The records:
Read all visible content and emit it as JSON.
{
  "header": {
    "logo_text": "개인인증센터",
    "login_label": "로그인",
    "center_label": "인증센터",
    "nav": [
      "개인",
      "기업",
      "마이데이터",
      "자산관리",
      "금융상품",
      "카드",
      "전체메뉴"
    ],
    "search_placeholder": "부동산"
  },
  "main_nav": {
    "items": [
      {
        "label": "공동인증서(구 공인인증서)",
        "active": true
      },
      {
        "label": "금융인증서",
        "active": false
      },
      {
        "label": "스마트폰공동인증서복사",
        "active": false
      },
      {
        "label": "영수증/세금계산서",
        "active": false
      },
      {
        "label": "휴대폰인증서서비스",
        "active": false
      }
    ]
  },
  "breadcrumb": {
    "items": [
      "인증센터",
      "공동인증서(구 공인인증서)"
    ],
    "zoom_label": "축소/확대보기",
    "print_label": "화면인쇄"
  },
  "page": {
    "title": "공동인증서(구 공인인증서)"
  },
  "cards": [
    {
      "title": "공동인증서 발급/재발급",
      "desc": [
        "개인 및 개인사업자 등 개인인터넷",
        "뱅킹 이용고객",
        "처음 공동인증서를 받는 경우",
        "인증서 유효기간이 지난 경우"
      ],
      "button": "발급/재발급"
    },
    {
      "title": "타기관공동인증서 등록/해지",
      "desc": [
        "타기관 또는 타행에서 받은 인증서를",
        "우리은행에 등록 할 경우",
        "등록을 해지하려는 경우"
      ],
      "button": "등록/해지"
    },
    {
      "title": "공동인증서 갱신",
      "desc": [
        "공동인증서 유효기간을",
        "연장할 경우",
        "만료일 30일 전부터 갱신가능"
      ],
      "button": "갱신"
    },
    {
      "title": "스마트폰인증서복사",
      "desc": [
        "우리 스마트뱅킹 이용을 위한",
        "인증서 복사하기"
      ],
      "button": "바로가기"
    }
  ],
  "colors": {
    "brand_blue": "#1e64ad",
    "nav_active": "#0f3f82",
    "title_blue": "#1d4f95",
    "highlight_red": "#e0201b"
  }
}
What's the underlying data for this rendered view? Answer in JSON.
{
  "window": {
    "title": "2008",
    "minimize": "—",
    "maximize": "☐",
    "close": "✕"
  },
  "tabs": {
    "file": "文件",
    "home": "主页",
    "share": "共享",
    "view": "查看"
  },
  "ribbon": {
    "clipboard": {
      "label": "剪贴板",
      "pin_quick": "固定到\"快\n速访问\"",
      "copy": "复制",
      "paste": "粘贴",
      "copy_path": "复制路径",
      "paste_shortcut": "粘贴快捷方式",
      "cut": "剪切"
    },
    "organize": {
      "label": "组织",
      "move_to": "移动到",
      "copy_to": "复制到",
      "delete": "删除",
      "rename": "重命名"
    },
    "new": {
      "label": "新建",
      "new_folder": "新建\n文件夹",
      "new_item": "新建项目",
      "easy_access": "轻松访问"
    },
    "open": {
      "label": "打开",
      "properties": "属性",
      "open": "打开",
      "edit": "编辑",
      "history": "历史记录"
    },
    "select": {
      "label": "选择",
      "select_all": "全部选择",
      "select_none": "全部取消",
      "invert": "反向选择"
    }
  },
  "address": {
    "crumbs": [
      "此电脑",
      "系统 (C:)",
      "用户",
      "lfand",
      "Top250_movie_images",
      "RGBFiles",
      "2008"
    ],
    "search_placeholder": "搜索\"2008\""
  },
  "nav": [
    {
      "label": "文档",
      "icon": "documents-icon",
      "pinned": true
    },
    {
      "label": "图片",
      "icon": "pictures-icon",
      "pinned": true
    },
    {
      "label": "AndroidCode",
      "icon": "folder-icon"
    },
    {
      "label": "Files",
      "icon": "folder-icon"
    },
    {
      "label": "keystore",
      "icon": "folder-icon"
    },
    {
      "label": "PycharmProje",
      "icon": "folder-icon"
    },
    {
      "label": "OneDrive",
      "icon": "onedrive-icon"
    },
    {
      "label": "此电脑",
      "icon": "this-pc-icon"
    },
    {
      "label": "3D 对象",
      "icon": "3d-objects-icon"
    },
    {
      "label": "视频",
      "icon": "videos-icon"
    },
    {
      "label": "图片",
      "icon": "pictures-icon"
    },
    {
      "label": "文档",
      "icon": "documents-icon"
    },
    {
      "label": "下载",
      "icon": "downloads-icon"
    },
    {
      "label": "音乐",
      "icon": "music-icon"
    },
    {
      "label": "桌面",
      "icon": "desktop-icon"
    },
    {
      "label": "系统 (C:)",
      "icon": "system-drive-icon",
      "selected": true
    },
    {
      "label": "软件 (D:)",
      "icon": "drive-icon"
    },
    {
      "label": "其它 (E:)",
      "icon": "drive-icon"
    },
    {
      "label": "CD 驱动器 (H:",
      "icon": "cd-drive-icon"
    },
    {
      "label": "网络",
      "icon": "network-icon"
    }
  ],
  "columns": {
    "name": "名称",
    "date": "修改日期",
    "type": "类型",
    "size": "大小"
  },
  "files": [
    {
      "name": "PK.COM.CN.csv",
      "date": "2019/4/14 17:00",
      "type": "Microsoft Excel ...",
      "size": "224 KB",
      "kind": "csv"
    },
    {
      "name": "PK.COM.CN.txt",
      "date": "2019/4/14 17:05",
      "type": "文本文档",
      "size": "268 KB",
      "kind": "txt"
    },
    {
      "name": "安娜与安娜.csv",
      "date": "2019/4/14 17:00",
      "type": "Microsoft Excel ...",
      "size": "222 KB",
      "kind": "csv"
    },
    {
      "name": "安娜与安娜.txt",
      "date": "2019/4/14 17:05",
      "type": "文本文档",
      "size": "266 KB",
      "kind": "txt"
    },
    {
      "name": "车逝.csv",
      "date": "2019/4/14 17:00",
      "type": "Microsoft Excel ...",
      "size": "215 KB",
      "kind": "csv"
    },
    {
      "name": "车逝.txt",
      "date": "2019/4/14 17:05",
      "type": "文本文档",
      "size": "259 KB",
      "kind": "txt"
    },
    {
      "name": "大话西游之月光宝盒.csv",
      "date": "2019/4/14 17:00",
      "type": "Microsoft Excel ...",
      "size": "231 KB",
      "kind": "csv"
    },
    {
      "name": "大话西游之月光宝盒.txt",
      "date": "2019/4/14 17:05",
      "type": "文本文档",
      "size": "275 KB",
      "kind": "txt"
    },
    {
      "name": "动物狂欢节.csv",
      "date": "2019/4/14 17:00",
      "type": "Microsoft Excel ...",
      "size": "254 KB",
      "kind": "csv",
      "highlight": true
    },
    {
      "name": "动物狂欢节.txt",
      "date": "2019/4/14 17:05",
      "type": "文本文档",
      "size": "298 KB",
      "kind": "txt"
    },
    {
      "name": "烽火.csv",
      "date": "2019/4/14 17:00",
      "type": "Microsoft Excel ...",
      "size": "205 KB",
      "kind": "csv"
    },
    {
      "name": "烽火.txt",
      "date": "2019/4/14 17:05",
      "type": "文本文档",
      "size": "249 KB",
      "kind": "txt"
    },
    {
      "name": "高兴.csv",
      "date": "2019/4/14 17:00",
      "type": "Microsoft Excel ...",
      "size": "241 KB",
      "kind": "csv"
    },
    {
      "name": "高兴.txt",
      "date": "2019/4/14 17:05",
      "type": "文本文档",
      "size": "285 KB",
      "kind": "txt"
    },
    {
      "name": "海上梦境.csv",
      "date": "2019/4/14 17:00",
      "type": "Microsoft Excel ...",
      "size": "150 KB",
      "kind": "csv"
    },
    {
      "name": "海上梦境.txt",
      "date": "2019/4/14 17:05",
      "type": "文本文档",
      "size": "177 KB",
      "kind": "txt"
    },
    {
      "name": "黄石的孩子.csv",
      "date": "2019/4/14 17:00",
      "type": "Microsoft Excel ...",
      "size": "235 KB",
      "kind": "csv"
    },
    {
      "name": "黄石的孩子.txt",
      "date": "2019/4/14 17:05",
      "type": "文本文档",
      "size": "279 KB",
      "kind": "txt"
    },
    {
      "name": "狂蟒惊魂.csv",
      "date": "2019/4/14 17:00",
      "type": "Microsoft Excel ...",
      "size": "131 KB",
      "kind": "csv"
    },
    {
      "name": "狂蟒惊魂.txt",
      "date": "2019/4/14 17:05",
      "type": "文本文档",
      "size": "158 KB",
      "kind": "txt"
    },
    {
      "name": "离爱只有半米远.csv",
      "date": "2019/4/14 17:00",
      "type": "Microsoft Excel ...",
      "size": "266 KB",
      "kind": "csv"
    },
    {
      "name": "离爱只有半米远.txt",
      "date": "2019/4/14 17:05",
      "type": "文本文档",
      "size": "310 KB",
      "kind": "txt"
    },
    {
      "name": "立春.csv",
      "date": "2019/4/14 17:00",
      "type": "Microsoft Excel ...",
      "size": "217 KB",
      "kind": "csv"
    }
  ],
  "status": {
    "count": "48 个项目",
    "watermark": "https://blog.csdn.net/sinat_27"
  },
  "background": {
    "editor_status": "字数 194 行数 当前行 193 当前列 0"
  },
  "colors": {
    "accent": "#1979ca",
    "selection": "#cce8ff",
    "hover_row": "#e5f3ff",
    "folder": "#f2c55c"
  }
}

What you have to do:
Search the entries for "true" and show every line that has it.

Answer to this exercise:
        "active": true
      "pinned": true
      "pinned": true
      "selected": true
      "highlight": true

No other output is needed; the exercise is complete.